*** Data to use Section Begins ***

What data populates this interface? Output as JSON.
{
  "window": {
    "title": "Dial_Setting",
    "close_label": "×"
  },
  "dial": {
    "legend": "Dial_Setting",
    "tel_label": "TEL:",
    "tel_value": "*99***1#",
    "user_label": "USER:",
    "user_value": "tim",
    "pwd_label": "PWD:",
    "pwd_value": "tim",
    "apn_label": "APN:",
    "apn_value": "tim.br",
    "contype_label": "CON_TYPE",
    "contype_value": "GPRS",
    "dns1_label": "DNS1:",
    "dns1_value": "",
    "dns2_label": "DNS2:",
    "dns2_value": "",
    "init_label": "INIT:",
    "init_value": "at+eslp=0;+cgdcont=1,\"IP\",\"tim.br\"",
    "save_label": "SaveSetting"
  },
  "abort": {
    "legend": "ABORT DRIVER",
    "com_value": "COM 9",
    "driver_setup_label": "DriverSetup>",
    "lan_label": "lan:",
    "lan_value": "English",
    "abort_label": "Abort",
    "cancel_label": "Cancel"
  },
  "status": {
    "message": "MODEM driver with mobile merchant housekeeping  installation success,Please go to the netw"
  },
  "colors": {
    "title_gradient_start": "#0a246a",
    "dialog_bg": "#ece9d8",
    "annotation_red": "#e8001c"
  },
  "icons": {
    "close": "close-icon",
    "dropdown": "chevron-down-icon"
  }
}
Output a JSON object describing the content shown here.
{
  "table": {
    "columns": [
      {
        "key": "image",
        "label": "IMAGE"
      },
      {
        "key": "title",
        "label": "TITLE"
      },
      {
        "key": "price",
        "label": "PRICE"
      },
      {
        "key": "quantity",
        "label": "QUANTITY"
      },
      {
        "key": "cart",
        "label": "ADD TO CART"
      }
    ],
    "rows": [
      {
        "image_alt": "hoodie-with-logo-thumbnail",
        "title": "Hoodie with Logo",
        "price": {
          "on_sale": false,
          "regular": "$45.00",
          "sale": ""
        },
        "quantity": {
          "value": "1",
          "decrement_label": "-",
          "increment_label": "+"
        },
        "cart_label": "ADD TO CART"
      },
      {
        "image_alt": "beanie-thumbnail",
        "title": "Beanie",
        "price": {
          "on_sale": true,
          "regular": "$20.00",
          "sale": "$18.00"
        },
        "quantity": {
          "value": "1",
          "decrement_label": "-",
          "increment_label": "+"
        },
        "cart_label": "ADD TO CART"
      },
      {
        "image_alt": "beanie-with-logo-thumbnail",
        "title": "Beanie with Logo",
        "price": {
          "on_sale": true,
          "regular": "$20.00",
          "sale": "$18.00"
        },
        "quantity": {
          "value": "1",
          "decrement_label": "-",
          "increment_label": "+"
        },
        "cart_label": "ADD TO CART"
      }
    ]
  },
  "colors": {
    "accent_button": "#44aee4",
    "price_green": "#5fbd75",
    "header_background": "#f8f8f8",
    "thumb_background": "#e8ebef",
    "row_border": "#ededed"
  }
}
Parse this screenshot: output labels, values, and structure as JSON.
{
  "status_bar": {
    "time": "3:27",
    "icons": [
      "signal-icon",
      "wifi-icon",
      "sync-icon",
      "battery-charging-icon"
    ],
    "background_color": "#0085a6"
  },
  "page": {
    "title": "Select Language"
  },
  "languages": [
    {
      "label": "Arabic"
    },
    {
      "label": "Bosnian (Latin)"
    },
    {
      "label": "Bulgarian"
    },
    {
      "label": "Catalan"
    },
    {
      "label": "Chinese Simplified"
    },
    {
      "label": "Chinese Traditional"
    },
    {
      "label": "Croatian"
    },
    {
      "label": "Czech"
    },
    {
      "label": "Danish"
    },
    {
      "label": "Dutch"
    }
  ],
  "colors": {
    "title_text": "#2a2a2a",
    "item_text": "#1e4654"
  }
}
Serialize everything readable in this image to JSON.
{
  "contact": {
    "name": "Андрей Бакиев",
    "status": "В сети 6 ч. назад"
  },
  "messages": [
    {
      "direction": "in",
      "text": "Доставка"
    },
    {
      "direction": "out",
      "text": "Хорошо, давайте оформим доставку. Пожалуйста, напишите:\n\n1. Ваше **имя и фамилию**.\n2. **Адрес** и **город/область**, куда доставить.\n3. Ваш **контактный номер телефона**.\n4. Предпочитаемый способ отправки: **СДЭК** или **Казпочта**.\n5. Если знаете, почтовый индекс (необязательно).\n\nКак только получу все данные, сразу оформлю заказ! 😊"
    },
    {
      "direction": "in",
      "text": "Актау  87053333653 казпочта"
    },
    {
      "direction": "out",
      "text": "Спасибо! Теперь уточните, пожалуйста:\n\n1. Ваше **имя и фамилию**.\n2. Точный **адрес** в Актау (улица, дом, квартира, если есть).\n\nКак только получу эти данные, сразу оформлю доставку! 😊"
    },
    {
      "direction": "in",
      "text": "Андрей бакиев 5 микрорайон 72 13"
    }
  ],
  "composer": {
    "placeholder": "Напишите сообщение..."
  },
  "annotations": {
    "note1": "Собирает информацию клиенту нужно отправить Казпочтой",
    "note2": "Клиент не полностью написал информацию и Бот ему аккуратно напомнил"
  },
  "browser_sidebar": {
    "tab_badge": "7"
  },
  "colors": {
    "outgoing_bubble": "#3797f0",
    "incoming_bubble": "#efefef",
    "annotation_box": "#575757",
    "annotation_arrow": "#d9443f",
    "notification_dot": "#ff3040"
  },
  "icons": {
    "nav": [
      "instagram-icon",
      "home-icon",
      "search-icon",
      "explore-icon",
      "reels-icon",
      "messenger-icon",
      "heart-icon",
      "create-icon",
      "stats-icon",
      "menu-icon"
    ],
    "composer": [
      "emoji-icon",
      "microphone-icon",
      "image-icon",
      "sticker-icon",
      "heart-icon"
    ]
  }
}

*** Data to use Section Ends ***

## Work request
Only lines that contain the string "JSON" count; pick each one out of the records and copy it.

## Task output
What data populates this interface? Output as JSON.
Output a JSON object describing the content shown here.
Parse this screenshot: output labels, values, and structure as JSON.
Serialize everything readable in this image to JSON.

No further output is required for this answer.